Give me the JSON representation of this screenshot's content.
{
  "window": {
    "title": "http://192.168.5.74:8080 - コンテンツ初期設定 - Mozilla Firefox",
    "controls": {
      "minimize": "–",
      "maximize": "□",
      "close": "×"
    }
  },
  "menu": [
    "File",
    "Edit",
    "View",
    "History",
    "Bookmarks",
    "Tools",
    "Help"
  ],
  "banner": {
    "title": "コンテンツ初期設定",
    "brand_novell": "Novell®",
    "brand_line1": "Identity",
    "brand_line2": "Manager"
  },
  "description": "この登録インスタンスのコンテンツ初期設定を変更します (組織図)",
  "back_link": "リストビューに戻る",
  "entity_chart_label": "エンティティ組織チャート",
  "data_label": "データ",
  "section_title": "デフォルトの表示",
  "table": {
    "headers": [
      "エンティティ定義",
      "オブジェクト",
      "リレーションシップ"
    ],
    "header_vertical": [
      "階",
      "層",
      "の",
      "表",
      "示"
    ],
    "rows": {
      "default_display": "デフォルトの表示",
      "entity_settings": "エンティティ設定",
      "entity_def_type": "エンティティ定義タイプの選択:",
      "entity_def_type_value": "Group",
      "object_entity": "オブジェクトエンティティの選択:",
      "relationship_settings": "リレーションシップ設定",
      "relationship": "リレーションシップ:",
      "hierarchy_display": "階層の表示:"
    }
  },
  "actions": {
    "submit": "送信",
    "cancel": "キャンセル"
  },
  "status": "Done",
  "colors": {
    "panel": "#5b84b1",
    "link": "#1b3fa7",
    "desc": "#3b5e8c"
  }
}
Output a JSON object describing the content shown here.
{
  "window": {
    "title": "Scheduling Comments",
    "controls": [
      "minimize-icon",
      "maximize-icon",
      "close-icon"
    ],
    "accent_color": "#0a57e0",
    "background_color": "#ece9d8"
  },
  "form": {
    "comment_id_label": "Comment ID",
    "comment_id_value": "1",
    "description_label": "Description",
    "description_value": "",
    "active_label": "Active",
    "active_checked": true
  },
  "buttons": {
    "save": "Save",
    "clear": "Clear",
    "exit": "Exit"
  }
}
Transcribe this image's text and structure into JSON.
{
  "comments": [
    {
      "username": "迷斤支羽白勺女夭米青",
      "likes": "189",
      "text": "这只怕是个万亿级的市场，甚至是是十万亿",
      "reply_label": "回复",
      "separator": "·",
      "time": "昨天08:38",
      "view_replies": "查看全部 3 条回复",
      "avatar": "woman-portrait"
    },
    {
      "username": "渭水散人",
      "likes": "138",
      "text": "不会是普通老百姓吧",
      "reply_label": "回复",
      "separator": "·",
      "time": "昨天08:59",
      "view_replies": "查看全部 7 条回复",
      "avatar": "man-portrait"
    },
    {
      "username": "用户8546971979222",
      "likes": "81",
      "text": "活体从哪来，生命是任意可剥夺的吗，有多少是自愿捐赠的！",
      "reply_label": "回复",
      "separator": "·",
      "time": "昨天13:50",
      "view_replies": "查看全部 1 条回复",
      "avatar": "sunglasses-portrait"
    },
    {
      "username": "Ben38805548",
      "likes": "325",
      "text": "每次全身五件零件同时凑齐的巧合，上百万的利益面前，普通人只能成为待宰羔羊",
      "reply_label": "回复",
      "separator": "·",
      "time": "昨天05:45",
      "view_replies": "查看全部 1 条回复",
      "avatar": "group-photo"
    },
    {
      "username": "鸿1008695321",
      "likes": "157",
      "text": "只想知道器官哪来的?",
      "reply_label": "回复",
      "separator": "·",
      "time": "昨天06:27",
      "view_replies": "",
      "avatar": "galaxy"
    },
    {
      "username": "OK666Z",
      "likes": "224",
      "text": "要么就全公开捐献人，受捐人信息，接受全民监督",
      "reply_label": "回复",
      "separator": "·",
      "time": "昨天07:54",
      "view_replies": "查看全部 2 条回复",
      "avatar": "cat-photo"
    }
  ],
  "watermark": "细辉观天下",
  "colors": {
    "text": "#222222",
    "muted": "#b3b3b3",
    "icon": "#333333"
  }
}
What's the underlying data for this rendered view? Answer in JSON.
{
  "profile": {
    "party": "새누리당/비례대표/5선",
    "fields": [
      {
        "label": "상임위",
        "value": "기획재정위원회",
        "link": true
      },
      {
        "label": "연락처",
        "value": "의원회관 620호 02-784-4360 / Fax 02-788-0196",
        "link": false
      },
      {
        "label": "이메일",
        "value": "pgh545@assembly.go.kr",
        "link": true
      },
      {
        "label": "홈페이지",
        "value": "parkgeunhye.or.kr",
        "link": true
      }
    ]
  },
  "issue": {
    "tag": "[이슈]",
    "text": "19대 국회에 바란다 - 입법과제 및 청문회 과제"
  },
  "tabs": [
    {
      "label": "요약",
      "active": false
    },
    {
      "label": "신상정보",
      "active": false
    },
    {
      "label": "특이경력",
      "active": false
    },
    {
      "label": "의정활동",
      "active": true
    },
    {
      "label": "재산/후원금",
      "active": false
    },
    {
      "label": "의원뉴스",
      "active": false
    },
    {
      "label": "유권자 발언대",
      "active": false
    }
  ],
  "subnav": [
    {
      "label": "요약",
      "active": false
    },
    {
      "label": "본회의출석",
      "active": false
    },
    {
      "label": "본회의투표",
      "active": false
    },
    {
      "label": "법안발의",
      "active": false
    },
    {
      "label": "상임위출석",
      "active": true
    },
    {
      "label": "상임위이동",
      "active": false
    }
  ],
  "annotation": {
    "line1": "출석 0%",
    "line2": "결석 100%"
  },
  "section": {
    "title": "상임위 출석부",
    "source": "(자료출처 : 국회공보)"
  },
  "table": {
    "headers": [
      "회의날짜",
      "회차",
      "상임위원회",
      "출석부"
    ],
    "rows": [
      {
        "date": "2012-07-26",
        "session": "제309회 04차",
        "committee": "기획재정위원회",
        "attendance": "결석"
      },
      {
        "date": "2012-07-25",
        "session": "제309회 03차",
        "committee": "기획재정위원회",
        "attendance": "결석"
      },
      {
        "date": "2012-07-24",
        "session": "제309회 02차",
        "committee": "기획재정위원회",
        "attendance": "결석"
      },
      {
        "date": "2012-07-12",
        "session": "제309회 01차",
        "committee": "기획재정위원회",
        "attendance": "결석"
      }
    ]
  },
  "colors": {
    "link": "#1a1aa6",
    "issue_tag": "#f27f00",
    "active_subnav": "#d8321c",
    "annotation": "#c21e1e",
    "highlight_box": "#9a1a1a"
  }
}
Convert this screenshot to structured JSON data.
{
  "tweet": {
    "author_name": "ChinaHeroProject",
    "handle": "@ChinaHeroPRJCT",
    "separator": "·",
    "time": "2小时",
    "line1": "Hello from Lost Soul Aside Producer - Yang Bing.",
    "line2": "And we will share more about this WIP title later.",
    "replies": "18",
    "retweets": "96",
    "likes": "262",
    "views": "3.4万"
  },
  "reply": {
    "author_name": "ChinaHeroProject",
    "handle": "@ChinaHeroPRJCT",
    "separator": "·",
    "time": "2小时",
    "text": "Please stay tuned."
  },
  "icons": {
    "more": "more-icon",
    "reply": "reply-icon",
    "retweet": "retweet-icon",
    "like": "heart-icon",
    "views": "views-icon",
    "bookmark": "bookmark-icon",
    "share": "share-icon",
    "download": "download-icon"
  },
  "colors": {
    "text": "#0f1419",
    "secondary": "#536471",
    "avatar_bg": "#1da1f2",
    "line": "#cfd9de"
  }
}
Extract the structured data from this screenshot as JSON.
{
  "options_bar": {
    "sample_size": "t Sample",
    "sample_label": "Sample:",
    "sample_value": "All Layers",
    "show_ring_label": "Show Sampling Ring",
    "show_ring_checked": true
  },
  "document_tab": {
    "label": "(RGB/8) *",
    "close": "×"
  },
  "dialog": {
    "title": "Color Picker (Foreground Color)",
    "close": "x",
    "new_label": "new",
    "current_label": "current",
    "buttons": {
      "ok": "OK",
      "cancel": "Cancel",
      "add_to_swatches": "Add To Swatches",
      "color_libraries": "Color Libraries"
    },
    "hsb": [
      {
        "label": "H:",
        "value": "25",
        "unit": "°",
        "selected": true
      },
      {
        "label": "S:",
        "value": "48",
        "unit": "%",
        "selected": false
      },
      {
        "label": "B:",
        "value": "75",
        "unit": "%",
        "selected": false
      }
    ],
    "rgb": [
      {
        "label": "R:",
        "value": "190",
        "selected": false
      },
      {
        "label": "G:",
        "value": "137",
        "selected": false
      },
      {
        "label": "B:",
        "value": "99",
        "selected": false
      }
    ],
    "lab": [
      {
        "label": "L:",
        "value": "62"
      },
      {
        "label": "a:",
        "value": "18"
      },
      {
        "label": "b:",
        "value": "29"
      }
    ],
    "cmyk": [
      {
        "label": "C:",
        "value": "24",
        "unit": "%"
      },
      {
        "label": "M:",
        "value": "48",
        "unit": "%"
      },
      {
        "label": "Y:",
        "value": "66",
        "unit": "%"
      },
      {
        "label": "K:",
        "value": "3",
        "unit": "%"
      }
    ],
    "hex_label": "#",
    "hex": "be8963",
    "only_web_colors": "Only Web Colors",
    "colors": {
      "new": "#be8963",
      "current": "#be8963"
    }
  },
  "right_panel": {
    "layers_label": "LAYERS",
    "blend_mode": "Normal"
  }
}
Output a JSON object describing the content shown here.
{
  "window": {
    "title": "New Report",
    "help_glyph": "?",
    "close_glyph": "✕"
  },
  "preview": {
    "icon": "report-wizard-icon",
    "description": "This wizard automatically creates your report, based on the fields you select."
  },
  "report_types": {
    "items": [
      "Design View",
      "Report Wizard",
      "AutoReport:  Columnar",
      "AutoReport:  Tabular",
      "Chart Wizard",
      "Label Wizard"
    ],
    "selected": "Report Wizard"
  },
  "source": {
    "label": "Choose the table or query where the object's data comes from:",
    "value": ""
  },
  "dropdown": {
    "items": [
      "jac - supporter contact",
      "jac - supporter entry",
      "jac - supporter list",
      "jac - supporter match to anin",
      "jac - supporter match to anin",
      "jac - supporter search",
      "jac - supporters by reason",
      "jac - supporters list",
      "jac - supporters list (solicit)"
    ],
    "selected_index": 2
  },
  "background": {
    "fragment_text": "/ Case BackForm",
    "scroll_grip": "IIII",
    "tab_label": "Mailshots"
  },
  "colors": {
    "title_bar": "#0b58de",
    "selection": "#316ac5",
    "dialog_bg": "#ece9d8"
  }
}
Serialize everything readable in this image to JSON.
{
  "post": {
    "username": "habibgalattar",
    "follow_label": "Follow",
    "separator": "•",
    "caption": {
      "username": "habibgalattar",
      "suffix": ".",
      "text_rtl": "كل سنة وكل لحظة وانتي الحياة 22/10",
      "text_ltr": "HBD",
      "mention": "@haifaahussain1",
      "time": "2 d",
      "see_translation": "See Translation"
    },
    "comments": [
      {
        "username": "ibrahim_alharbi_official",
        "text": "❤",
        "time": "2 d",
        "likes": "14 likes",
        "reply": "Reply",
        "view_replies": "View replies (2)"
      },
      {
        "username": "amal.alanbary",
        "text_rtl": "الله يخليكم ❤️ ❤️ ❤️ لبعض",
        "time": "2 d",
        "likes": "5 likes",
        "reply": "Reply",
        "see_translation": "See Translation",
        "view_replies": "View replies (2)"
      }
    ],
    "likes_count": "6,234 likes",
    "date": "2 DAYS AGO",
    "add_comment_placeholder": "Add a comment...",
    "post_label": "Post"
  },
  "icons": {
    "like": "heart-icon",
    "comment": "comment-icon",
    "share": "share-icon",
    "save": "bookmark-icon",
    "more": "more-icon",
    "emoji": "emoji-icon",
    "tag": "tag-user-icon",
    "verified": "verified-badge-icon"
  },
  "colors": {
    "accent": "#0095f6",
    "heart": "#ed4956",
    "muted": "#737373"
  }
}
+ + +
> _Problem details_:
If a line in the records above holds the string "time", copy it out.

> _Answer for this exercise_:
      "time": "昨天08:38",
      "time": "昨天08:59",
      "time": "昨天13:50",
      "time": "昨天05:45",
      "time": "昨天06:27",
      "time": "昨天07:54",
    "time": "2小时",
    "time": "2小时",
      "time": "2 d",
        "time": "2 d",
        "time": "2 d",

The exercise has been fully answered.